She warned that Philips Lifeline subscribers should never provide callers their private credit card numbers or bank information. If people are uncertain with whom they are speaking, existing subscribers can push the personal help buttons on their devices to speak with Philips' emergency response center.
If subscribers have questions, they can call program services at 800-852-5433, Ext. 3.
Bomb squad called to South Side
The city bomb squad responded to three reports of suspicious packages late Thursday and early Friday along Brosville and Pius streets on the South Side.
All three turned out to be electronic anti-theft devices that stores attach to merchandise, Pittsburgh police spokeswoman Diane Richard said. No explosive materials were found.
The bomb squad responded to the 300 block of Brosville at 11:09 p.m. Thursday and found a small cardboard cylinder wrapped in aluminum foil with wires attached and making a beeping sound.
Officers returned to the area about an hour later and found a similar device wrapped in foil, but without the cylinder.
A third device with foil was found on the ground nearby on Pius Street at 8:22 a.m. Friday.
Police think someone discarded the devices from stolen merchandise.
Show commenting policy
TribLive commenting policy
You are solely responsible for your comments and by using TribLive.com you agree to our Terms of Service.
We moderate comments. Our goal is to provide substantive commentary for a general readership. By screening submissions, we provide a space where readers can share intelligent and informed commentary that enhances the quality of our news and information.
While most comments will be posted if they are on-topic and not abusive, moderating decisions are subjective. We will make them as carefully and consistently as we can. Because of the volume of reader comments, we cannot review individual moderation decisions with readers.
We value thoughtful comments representing a range of views that make their point quickly and politely. We make an effort to protect discussions from repeated comments either by the same reader or different readers.
We follow the same standards for taste as the daily newspaper. A few things we won't tolerate: personal attacks, obscenity, vulgarity, profanity (including expletives and letters followed by dashes), commercial promotion, impersonations, incoherence, proselytizing and SHOUTING. Don't include URLs to Web sites.

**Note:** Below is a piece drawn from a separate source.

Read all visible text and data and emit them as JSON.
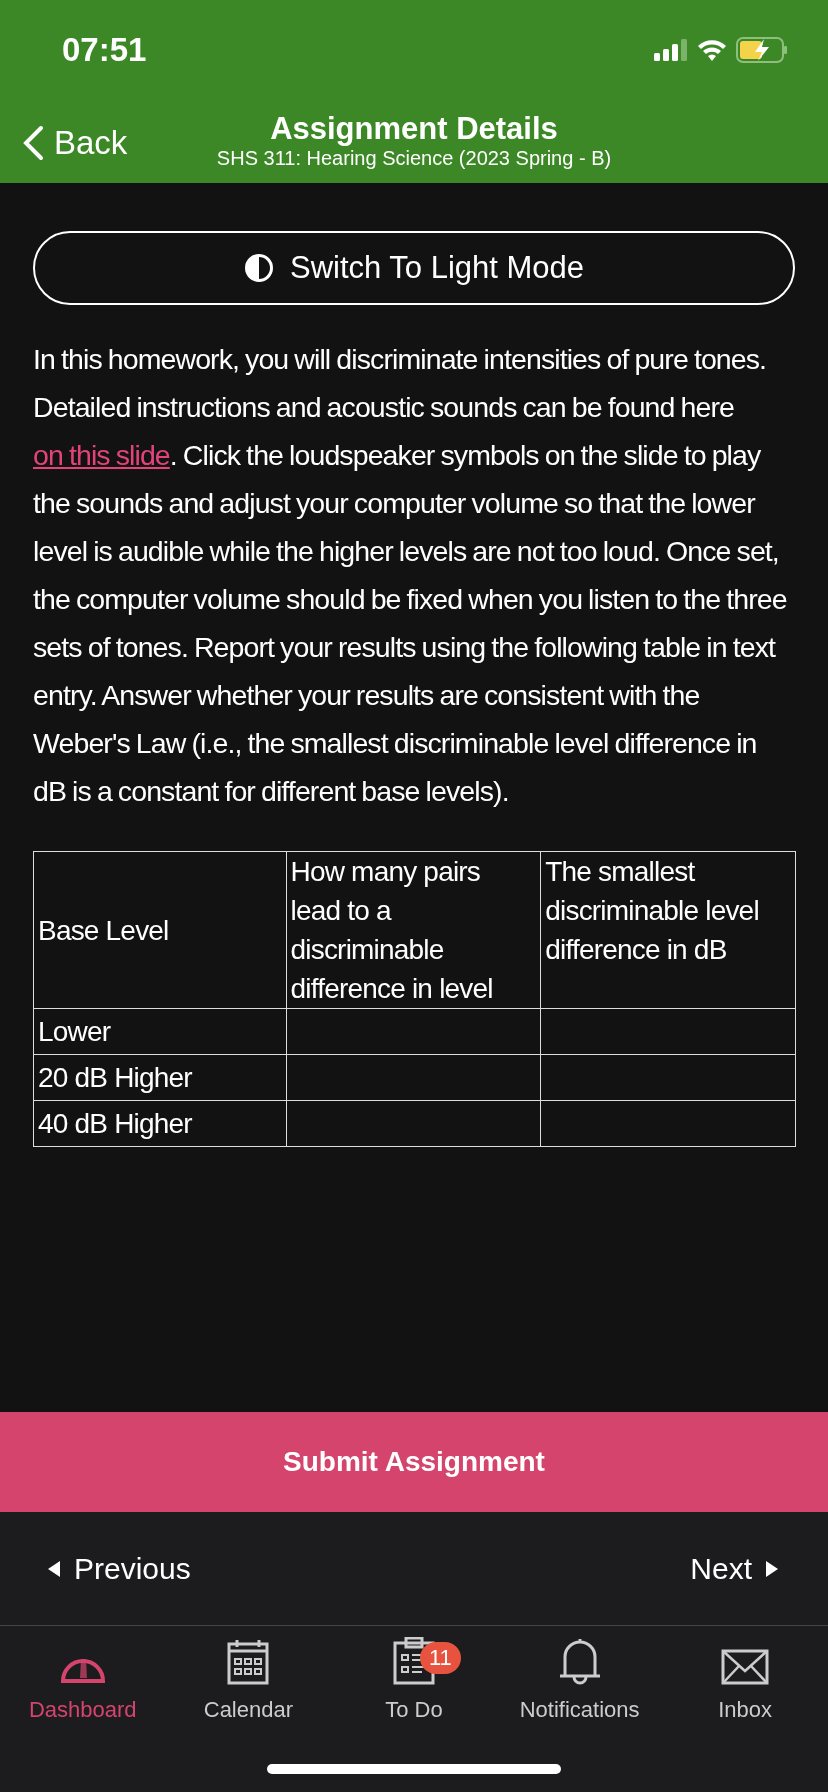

We do not edit comments. They are either approved or deleted. We reserve the right to edit a comment that is quoted or excerpted in an article. In this case, we may fix spelling and punctuation.

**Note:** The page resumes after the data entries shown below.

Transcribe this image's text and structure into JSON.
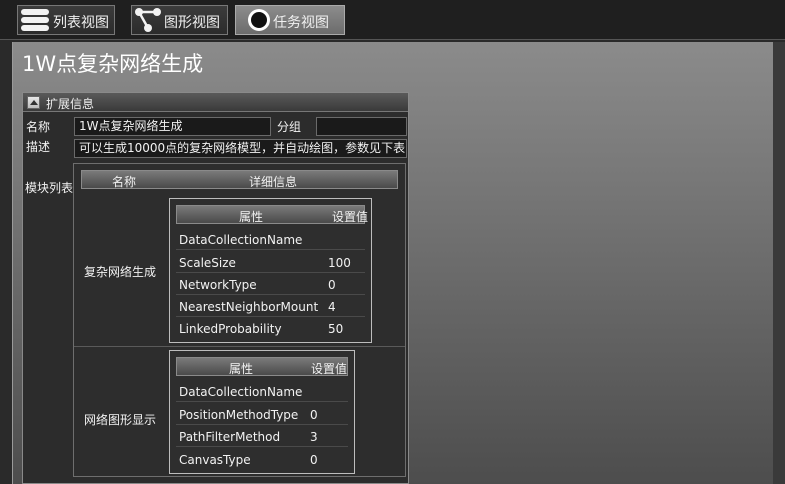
{
  "toolbar": {
    "buttons": [
      {
        "label": "列表视图",
        "icon": "list-icon",
        "active": false
      },
      {
        "label": "图形视图",
        "icon": "graph-icon",
        "active": false
      },
      {
        "label": "任务视图",
        "icon": "circle-icon",
        "active": true
      }
    ]
  },
  "page": {
    "title": "1W点复杂网络生成"
  },
  "expander": {
    "title": "扩展信息",
    "name_label": "名称",
    "name_value": "1W点复杂网络生成",
    "group_label": "分组",
    "group_value": "",
    "desc_label": "描述",
    "desc_value": "可以生成10000点的复杂网络模型，并自动绘图，参数见下表",
    "modules_label": "模块列表"
  },
  "module_table": {
    "col_name": "名称",
    "col_detail": "详细信息",
    "prop_header": "属性",
    "value_header": "设置值",
    "modules": [
      {
        "name": "复杂网络生成",
        "props": [
          {
            "key": "DataCollectionName",
            "value": ""
          },
          {
            "key": "ScaleSize",
            "value": "100"
          },
          {
            "key": "NetworkType",
            "value": "0"
          },
          {
            "key": "NearestNeighborMount",
            "value": "4"
          },
          {
            "key": "LinkedProbability",
            "value": "50"
          }
        ]
      },
      {
        "name": "网络图形显示",
        "props": [
          {
            "key": "DataCollectionName",
            "value": ""
          },
          {
            "key": "PositionMethodType",
            "value": "0"
          },
          {
            "key": "PathFilterMethod",
            "value": "3"
          },
          {
            "key": "CanvasType",
            "value": "0"
          }
        ]
      }
    ]
  }
}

We welcome strong opinions and criticism of our work, but we don't want comments to become bogged down with discussions of our policies and we will moderate accordingly.
We appreciate it when readers and people quoted in articles or blog posts point out errors of fact or emphasis and will investigate all assertions. But these suggestions should be sent via e-mail. To avoid distracting other readers, we won't publish comments that suggest a correction. Instead, corrections will be made in a blog post or in an article.

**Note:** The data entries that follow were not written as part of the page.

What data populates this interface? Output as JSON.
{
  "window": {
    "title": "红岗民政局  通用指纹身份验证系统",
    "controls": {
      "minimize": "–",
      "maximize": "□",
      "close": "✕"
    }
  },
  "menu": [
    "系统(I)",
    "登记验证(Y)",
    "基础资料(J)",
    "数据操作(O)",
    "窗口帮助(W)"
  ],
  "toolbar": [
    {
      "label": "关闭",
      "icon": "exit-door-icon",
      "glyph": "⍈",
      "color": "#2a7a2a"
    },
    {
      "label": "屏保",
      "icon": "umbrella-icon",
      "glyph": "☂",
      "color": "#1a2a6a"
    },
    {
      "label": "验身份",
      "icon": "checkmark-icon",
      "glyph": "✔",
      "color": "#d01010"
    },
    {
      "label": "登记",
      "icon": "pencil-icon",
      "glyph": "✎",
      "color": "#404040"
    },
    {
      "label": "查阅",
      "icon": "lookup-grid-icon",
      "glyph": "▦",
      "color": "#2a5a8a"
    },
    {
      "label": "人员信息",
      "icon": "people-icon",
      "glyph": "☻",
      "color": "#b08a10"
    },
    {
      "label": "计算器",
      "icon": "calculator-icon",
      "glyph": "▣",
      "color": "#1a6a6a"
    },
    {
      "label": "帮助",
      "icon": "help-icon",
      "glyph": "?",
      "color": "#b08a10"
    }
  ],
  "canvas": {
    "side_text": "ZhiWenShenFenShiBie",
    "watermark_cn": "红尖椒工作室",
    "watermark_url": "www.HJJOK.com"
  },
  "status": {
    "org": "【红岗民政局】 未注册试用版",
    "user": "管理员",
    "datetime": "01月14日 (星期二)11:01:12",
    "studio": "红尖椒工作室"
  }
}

- Westmoreland County Courthouse in Greensburg to be featured in TV series
- Tax refund promise led Ligonier teacher to second career as corgi breeder
- Greensburg woman accused of assaulting nurse in Excela Health Westmoreland Hospital
- Latrobe hospital source of fuel spill
- Greensburg bishop’s time at helm draws to a close
- Unity woman loses appeal of DUI conviction
- Delmont man’s next challenge is to compete in swim in chilly Finland river
- Jeannette to use grant to secure Monsour
- Westmoreland man’s walk in Niagara Falls State Park wasn’t allowed, police say
- Fuel spill discovered on Loyalhanna Creek
- Homicide charge added in Derry death